Each line of the entries that mentions the string "Travel" needs to be reported.
##########
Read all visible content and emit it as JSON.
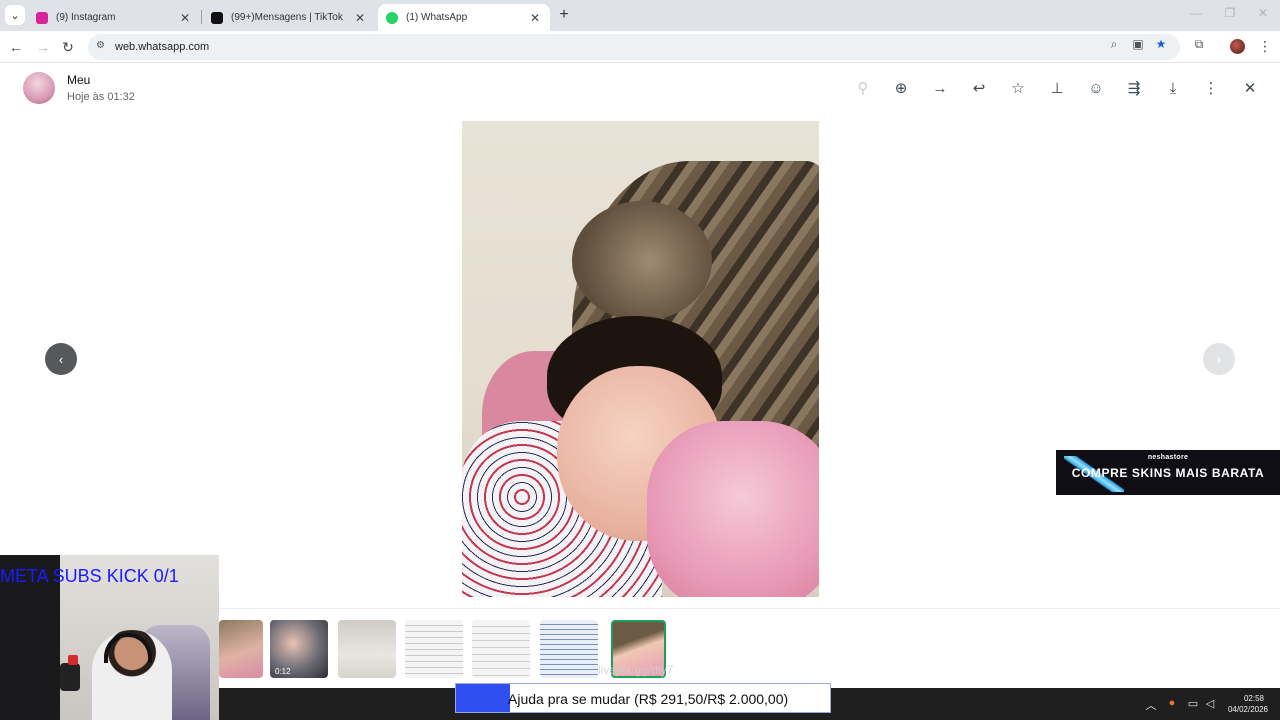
{
  "browser": {
    "tabs": [
      {
        "title": "(9) Instagram",
        "favicon": "instagram-icon",
        "color": "#d6249f"
      },
      {
        "title": "(99+)Mensagens | TikTok",
        "favicon": "tiktok-icon",
        "color": "#111111"
      },
      {
        "title": "(1) WhatsApp",
        "favicon": "whatsapp-icon",
        "color": "#25d366",
        "active": true
      }
    ],
    "url": "web.whatsapp.com",
    "new_tab_symbol": "+"
  },
  "viewer": {
    "contact_name": "Meu",
    "timestamp": "Hoje às 01:32",
    "toolbar_icons": [
      "zoom-out-icon",
      "zoom-in-icon",
      "forward-arrow-icon",
      "reply-icon",
      "star-icon",
      "pin-icon",
      "emoji-icon",
      "share-icon",
      "download-icon",
      "more-icon",
      "close-icon"
    ],
    "video_duration": "0:12",
    "thumbnail_count": 7,
    "selected_thumbnail": 7
  },
  "ad": {
    "brand": "neshastore",
    "text": "COMPRE SKINS MAIS BARATA"
  },
  "stream": {
    "goal_text": "META SUBS KICK 0/1",
    "livepix_text": "livepix.gg/dly7",
    "donation_label": "Ajuda pra se mudar (R$ 291,50/R$ 2.000,00)",
    "donation_progress": 0.1457
  },
  "taskbar": {
    "time": "02:58",
    "date": "04/02/2026"
  },
  "colors": {
    "whatsapp_green": "#1aa156",
    "donation_fill": "#2f4ff0",
    "goal_text": "#1a1aff"
  }
}
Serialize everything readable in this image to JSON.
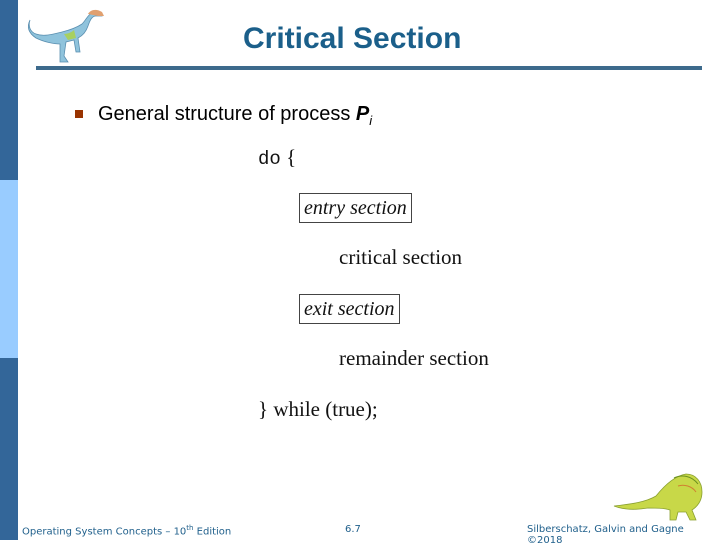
{
  "slide": {
    "title": "Critical Section",
    "bullet": {
      "text": "General structure of process ",
      "process_symbol": "P",
      "process_subscript": "i"
    },
    "code": {
      "do_keyword": "do",
      "open_brace": "{",
      "entry_section": "entry section",
      "critical_section": "critical section",
      "exit_section": "exit section",
      "remainder_section": "remainder section",
      "while_line": "} while (true);"
    },
    "colors": {
      "title": "#1b5f8a",
      "sidebar_dark": "#336699",
      "sidebar_light": "#99ccff",
      "bullet": "#993300",
      "rule": "#3d6a8c"
    }
  },
  "footer": {
    "book_prefix": "Operating System Concepts – 10",
    "book_sup": "th",
    "book_suffix": " Edition",
    "page_number": "6.7",
    "copyright": "Silberschatz, Galvin and Gagne ©2018"
  },
  "icons": {
    "top_logo": "dinosaur-icon",
    "bottom_logo": "dinosaur-icon"
  }
}
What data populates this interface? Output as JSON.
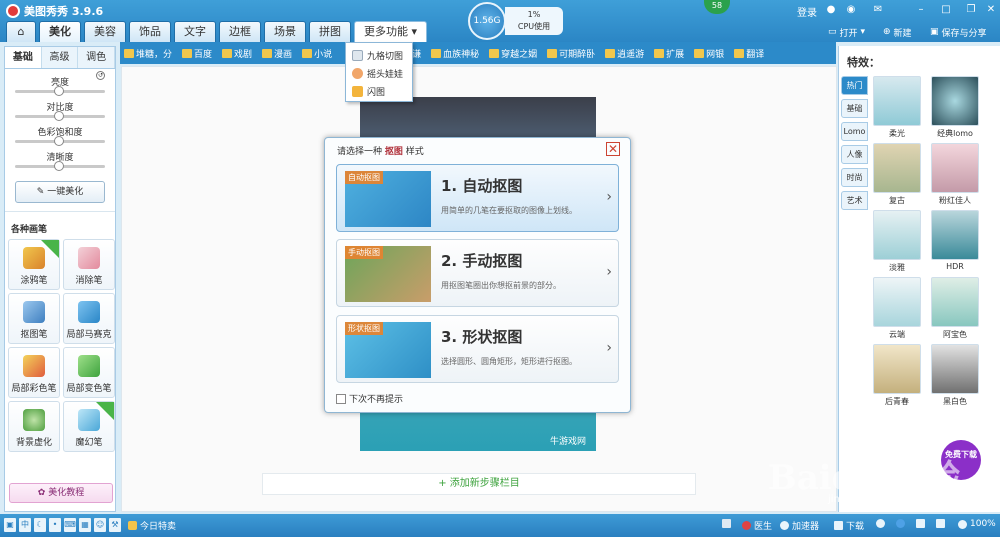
{
  "app": {
    "title": "美图秀秀 3.9.6"
  },
  "cpu": {
    "memory": "1.56G",
    "percent": "1%",
    "label": "CPU使用"
  },
  "notif": "58",
  "header_right": {
    "login": "登录",
    "open": "打开",
    "new": "新建",
    "save": "保存与分享"
  },
  "nav_tabs": [
    "美化",
    "美容",
    "饰品",
    "文字",
    "边框",
    "场景",
    "拼图",
    "更多功能"
  ],
  "bookmarks": [
    "堆糖，分",
    "百度",
    "戏剧",
    "漫画",
    "小说",
    "",
    "谦",
    "血族神秘",
    "穿越之姻",
    "可期醉卧",
    "逍遥游",
    "扩展",
    "网银",
    "翻译"
  ],
  "dropdown": [
    "九格切图",
    "摇头娃娃",
    "闪图"
  ],
  "left_panel": {
    "tabs": [
      "基础",
      "高级",
      "调色"
    ],
    "sliders": [
      {
        "label": "亮度",
        "value": 0.5
      },
      {
        "label": "对比度",
        "value": 0.5
      },
      {
        "label": "色彩饱和度",
        "value": 0.5
      },
      {
        "label": "清晰度",
        "value": 0.5
      }
    ],
    "one_click": "一键美化",
    "brushes_title": "各种画笔",
    "tools": [
      "涂鸦笔",
      "消除笔",
      "抠图笔",
      "局部马赛克",
      "局部彩色笔",
      "局部变色笔",
      "背景虚化",
      "魔幻笔"
    ],
    "tool_badges": {
      "doodle": "升级",
      "magic": "new"
    },
    "tutorial": "美化教程"
  },
  "dialog": {
    "title_prefix": "请选择一种",
    "title_highlight": "抠图",
    "title_suffix": "样式",
    "options": [
      {
        "tag": "自动抠图",
        "title": "1. 自动抠图",
        "desc": "用简单的几笔在要抠取的图像上划线。"
      },
      {
        "tag": "手动抠图",
        "title": "2. 手动抠图",
        "desc": "用抠图笔圈出你想抠前景的部分。"
      },
      {
        "tag": "形状抠图",
        "title": "3. 形状抠图",
        "desc": "选择圆形、圆角矩形，矩形进行抠图。"
      }
    ],
    "checkbox": "下次不再提示"
  },
  "canvas": {
    "add_step": "+ 添加新步骤栏目",
    "photo_watermark": "牛游戏网"
  },
  "right_panel": {
    "title": "特效：",
    "side_tabs": [
      "热门",
      "基础",
      "Lomo",
      "人像",
      "时尚",
      "艺术"
    ],
    "effects": [
      "柔光",
      "经典lomo",
      "复古",
      "粉红佳人",
      "淡雅",
      "HDR",
      "云端",
      "阿宝色",
      "后青春",
      "黑白色"
    ],
    "free_download": "免费下载"
  },
  "statusbar": {
    "today": "今日特卖",
    "doctor": "医生",
    "accelerate": "加速器",
    "download": "下载",
    "zoom": "100%"
  },
  "watermark": {
    "brand": "Baidu 经验",
    "url": "jingyan.baidu.com"
  },
  "colors": {
    "accent": "#2c8ac9",
    "title_bar": "#3f9fd8",
    "highlight": "#b0303a",
    "add_step": "#3ea33e"
  }
}
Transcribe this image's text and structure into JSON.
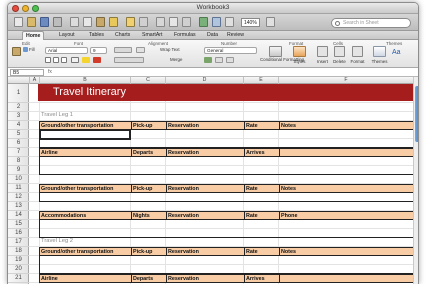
{
  "window": {
    "title": "Workbook3"
  },
  "toolbar": {
    "zoom": "140%",
    "search_placeholder": "Search in Sheet"
  },
  "tabs": [
    {
      "label": "Home",
      "active": true
    },
    {
      "label": "Layout"
    },
    {
      "label": "Tables"
    },
    {
      "label": "Charts"
    },
    {
      "label": "SmartArt"
    },
    {
      "label": "Formulas"
    },
    {
      "label": "Data"
    },
    {
      "label": "Review"
    }
  ],
  "ribbon": {
    "groups": {
      "edit": "Edit",
      "font": "Font",
      "alignment": "Alignment",
      "number": "Number",
      "format": "Format",
      "cells": "Cells",
      "themes": "Themes"
    },
    "fill_label": "Fill",
    "font_name": "Arial",
    "font_size": "9",
    "wrap_text": "Wrap Text",
    "number_format": "General",
    "merge_label": "Merge",
    "conditional_formatting": "Conditional Formatting",
    "styles": "Styles",
    "insert": "Insert",
    "delete": "Delete",
    "format": "Format",
    "themes": "Themes",
    "aa_label": "Aa"
  },
  "formula_bar": {
    "name_box": "B5",
    "fx": "fx"
  },
  "columns": [
    "A",
    "B",
    "C",
    "D",
    "E",
    "F"
  ],
  "rows": [
    "1",
    "2",
    "3",
    "4",
    "5",
    "6",
    "7",
    "8",
    "9",
    "10",
    "11",
    "12",
    "13",
    "14",
    "15",
    "16",
    "17",
    "18",
    "19",
    "20",
    "21",
    "22"
  ],
  "sheet": {
    "title": "Travel Itinerary",
    "leg1": "Travel Leg 1",
    "leg2": "Travel Leg 2",
    "ground_headers": [
      "Ground/other transportation",
      "Pick-up",
      "Reservation",
      "Rate",
      "Notes"
    ],
    "air_headers": [
      "Airline",
      "Departs",
      "Reservation",
      "Arrives"
    ],
    "accom_headers": [
      "Accommodations",
      "Nights",
      "Reservation",
      "Rate",
      "Phone"
    ]
  },
  "colors": {
    "banner": "#a51d1d",
    "header_fill": "#f8cda6",
    "scrollbar": "#4a84c8"
  }
}
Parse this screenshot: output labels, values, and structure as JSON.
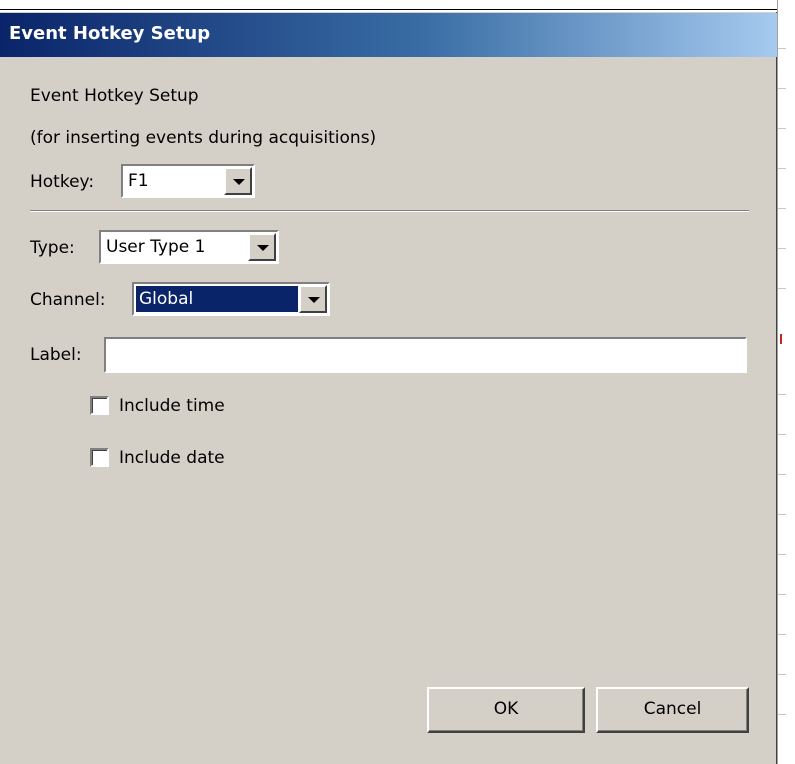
{
  "window": {
    "title": "Event Hotkey Setup"
  },
  "header": {
    "heading": "Event Hotkey Setup",
    "subheading": "(for inserting events during acquisitions)"
  },
  "hotkey": {
    "label": "Hotkey:",
    "value": "F1"
  },
  "type": {
    "label": "Type:",
    "value": "User Type 1"
  },
  "channel": {
    "label": "Channel:",
    "value": "Global"
  },
  "label_field": {
    "label": "Label:",
    "value": ""
  },
  "options": {
    "include_time": "Include time",
    "include_date": "Include date"
  },
  "buttons": {
    "ok": "OK",
    "cancel": "Cancel"
  },
  "colors": {
    "title_start": "#0a246a",
    "title_end": "#a6caf0",
    "dialog_bg": "#d4d0c8",
    "selection": "#0a246a"
  },
  "icons": {
    "dropdown": "chevron-down-icon"
  }
}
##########
• Your response
    "title": "Travel Itinerary",
    "leg1": "Travel Leg 1",
    "leg2": "Travel Leg 2",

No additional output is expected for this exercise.